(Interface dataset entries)
┌──
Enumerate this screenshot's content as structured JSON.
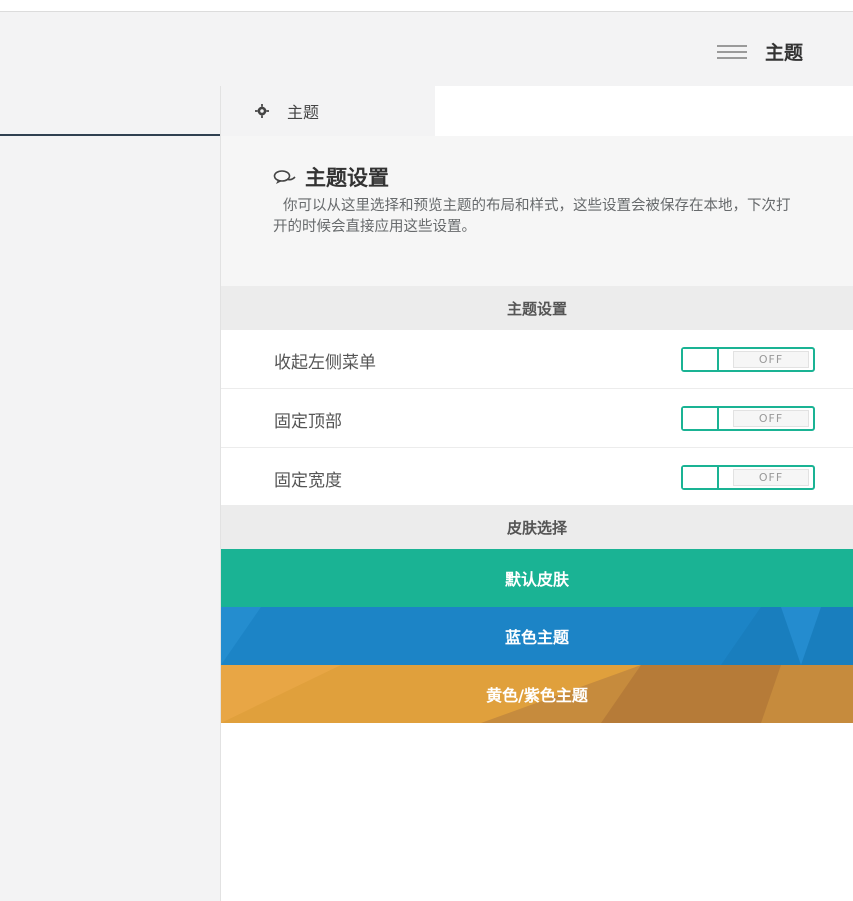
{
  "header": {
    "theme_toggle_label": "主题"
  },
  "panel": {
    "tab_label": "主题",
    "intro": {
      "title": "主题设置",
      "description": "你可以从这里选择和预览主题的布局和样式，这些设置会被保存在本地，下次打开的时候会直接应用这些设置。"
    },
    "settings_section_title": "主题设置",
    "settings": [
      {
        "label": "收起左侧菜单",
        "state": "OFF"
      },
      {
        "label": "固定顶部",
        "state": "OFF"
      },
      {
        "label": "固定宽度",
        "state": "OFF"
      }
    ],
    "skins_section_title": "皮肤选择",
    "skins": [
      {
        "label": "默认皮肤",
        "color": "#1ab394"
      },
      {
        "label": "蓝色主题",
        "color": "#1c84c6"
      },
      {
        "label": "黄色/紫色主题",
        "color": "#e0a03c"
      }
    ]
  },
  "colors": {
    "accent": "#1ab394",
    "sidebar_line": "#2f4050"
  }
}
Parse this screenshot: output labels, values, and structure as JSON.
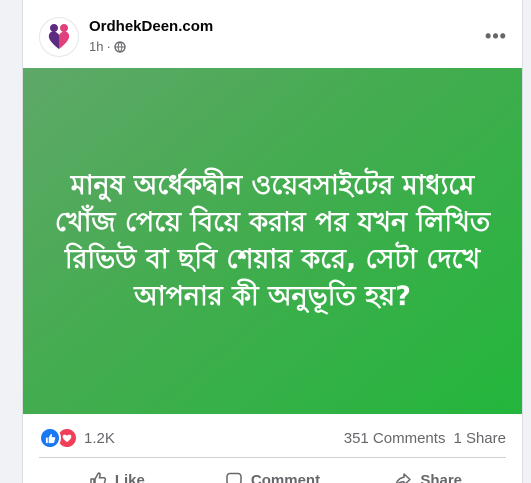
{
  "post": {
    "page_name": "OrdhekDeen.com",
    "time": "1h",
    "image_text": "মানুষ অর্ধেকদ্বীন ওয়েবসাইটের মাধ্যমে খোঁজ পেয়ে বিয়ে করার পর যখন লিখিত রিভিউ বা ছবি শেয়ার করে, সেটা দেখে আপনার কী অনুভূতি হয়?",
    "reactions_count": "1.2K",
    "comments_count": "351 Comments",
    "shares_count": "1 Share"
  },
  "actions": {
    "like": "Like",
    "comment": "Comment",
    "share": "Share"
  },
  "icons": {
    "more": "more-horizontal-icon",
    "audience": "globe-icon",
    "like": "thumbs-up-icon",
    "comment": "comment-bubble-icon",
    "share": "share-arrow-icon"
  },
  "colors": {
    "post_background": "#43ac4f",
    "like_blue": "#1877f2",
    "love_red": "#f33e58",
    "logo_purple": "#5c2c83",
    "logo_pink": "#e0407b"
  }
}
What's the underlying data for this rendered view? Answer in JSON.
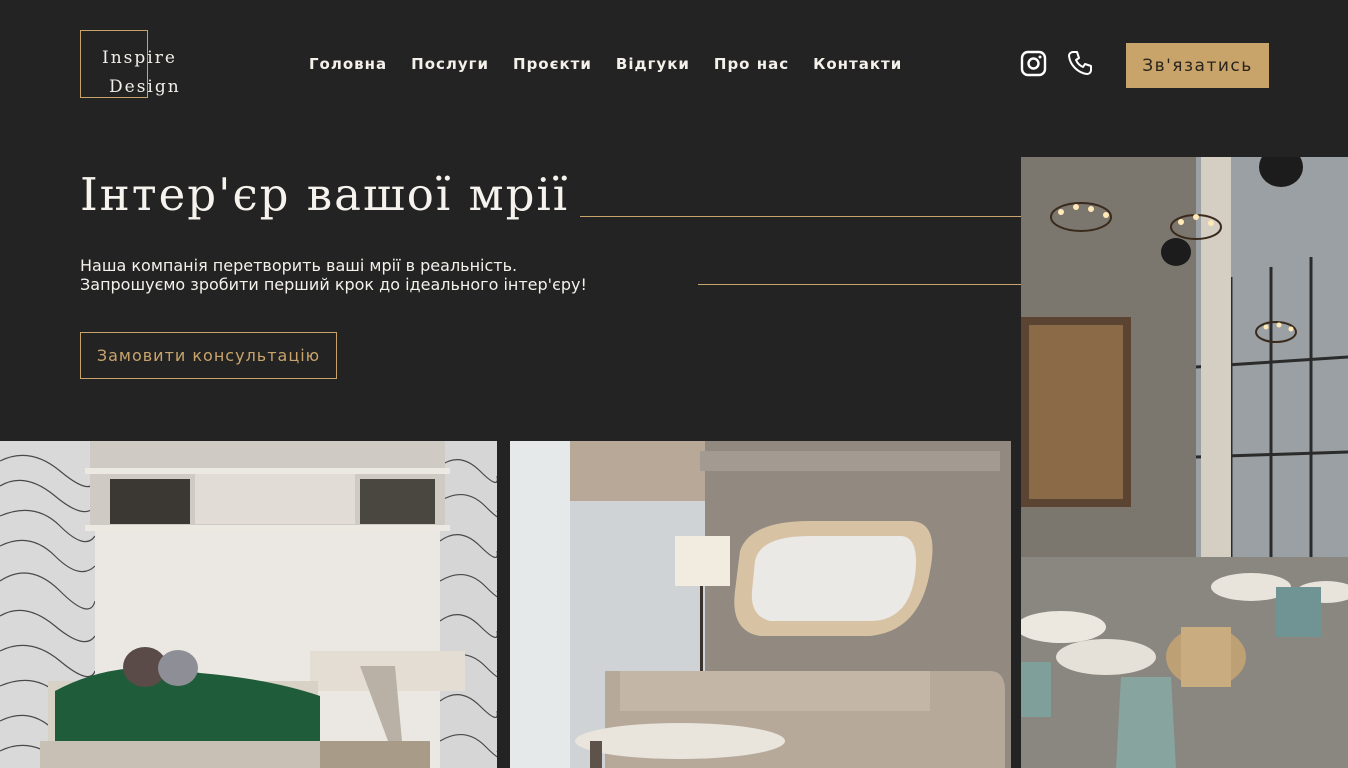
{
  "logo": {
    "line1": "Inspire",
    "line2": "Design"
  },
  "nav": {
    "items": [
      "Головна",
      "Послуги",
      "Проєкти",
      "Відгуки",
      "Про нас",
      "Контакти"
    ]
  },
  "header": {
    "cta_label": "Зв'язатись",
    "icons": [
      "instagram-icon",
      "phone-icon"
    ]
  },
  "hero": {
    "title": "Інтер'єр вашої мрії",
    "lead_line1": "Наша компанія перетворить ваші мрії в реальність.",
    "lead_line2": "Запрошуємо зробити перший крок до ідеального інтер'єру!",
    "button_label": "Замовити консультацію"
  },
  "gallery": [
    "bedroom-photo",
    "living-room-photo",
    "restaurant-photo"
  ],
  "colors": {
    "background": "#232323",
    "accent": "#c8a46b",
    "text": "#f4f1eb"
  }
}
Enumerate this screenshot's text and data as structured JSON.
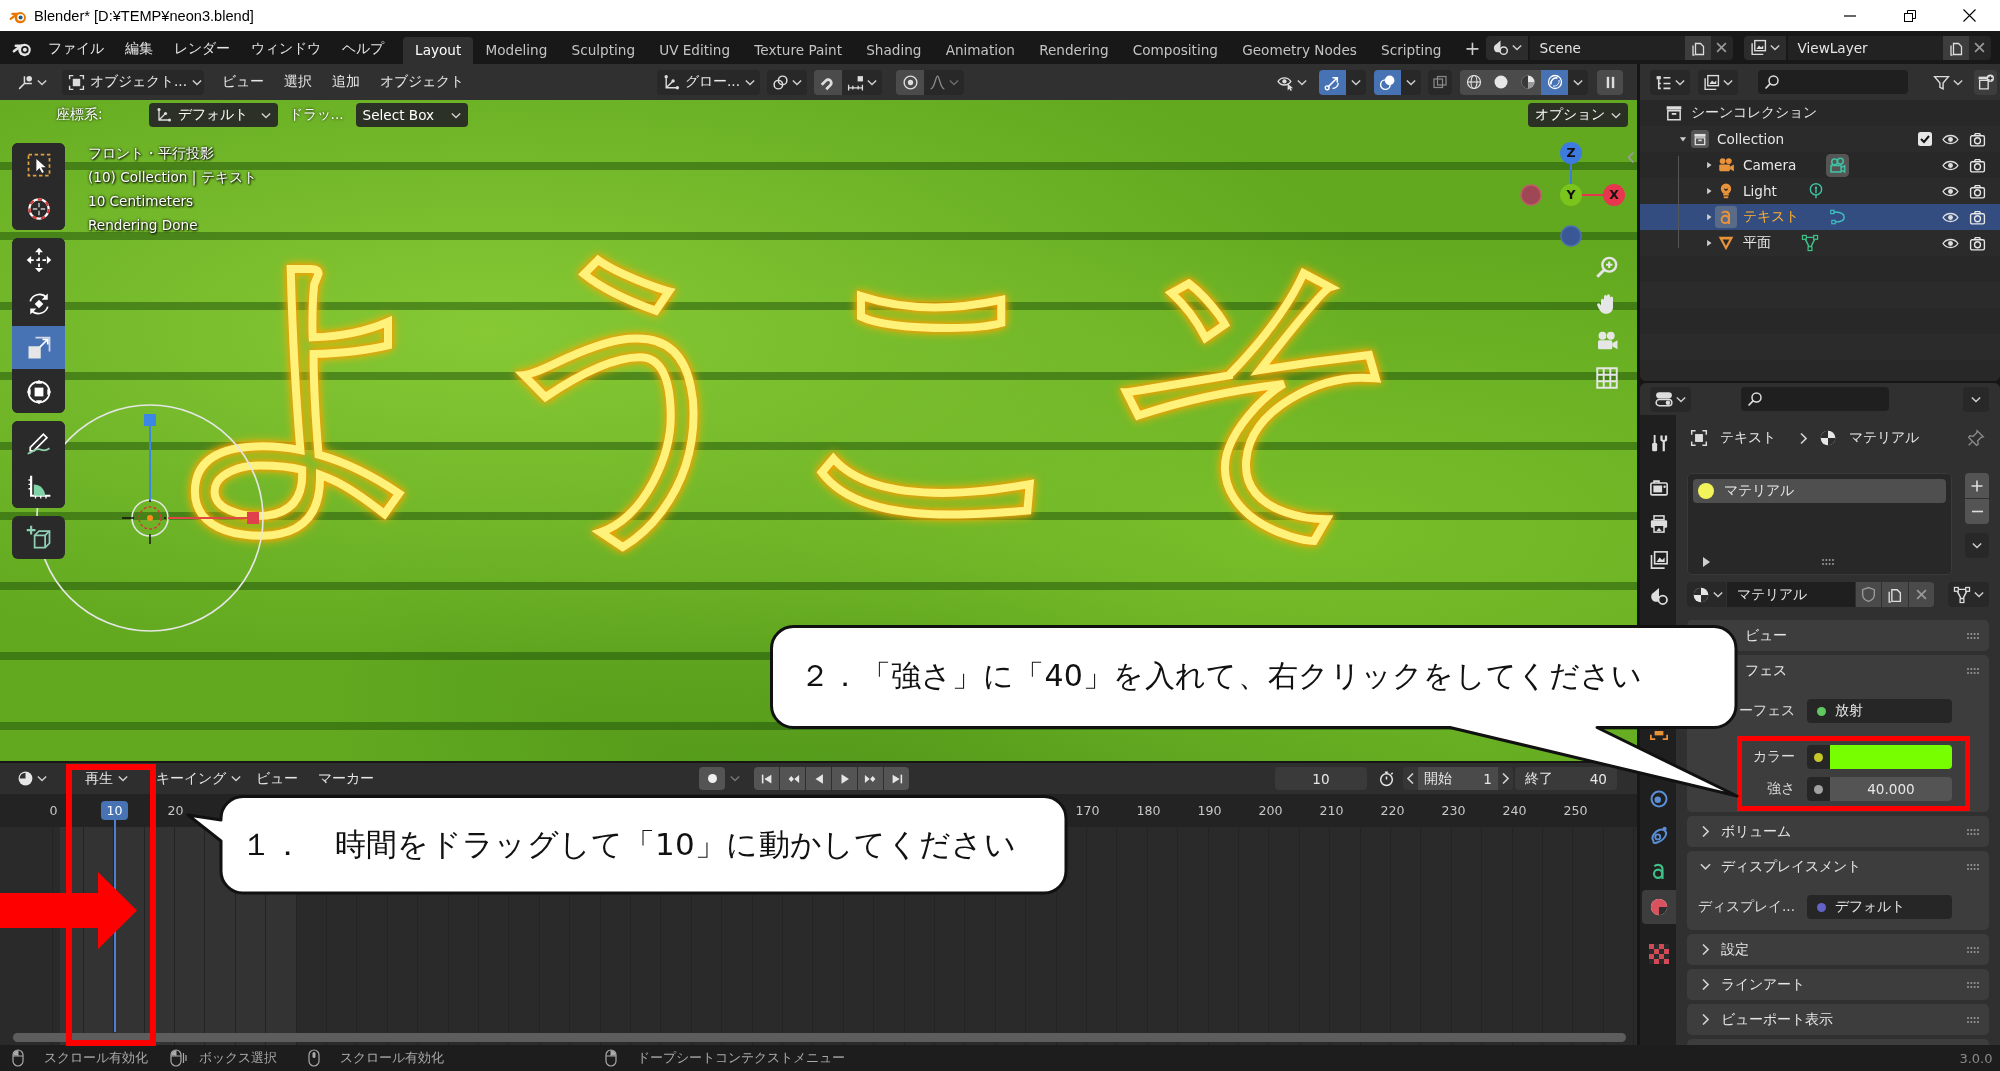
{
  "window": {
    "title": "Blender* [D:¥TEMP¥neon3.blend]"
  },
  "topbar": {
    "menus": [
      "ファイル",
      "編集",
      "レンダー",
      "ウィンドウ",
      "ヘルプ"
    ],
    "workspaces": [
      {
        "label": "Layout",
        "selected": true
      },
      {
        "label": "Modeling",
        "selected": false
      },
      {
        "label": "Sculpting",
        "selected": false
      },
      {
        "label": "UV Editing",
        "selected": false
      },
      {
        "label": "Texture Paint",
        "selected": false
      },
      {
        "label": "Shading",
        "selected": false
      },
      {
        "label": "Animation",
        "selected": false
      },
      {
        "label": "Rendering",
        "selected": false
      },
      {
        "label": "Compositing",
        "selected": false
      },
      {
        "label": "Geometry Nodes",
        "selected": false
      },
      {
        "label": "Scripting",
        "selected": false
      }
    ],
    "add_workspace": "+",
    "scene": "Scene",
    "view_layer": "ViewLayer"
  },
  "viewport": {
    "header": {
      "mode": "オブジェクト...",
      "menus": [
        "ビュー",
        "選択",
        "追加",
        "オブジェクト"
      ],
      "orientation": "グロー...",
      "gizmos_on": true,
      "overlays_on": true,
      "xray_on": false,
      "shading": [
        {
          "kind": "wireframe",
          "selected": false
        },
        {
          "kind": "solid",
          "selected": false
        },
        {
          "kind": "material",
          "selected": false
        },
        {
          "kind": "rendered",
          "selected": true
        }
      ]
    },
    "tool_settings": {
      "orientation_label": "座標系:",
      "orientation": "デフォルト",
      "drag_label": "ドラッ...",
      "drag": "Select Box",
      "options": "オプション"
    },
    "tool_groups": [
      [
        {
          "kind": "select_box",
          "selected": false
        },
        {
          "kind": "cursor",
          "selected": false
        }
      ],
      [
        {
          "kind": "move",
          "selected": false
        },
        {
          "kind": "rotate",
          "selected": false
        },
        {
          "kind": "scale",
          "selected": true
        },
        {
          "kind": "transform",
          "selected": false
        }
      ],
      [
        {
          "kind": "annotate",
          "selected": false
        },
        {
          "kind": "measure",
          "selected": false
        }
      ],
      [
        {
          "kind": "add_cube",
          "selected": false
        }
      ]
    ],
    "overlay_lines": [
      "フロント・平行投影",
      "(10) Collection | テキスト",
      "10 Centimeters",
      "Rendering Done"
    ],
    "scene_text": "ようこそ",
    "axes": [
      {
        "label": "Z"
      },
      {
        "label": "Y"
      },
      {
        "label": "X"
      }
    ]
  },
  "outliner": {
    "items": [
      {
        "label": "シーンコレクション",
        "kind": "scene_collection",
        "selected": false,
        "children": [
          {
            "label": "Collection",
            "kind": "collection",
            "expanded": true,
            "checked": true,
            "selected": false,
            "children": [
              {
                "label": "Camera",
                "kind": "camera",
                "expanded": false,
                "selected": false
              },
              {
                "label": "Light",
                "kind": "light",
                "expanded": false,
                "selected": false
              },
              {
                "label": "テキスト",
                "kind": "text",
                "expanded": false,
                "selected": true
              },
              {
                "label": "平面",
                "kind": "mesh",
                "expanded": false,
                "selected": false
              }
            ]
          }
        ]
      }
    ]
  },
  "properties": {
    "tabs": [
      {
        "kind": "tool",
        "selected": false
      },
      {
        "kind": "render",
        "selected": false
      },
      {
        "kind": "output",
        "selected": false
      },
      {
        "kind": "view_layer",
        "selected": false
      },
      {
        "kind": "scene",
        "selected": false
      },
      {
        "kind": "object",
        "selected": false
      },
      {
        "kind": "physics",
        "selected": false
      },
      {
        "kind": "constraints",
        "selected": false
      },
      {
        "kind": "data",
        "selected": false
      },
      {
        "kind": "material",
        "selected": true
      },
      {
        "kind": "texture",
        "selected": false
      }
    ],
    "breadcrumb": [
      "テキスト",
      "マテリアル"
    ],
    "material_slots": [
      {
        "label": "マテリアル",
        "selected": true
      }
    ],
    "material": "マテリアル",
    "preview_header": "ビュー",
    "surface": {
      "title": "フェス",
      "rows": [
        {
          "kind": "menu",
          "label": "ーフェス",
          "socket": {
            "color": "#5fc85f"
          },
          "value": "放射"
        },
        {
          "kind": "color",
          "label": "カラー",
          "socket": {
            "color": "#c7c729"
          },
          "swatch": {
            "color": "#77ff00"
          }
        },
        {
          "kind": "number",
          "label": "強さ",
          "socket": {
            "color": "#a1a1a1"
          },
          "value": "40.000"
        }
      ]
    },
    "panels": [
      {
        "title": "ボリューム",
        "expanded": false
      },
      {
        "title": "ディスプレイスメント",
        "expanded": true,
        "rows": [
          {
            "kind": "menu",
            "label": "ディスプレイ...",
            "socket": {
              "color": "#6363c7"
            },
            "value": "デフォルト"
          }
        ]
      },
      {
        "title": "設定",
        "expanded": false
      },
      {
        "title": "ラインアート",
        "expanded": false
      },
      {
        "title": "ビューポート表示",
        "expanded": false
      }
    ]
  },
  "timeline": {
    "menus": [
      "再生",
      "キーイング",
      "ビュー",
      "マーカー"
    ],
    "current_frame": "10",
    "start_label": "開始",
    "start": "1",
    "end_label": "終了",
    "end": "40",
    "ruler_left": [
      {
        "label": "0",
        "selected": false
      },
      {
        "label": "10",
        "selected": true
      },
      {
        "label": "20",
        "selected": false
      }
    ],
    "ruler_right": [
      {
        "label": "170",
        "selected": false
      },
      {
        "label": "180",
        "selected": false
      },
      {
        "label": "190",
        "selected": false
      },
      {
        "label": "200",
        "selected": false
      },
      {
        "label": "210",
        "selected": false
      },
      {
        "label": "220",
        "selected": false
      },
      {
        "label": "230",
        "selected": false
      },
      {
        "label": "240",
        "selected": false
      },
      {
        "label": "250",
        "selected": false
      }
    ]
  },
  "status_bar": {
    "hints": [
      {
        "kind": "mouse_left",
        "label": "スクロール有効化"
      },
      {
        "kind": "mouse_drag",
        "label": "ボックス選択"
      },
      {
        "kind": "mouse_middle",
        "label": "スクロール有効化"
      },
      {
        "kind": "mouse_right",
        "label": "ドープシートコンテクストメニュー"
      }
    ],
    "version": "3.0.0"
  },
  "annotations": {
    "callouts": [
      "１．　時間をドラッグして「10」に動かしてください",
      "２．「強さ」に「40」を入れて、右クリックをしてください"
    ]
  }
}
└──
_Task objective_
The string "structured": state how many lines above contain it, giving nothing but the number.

_Reply to the exercise_
2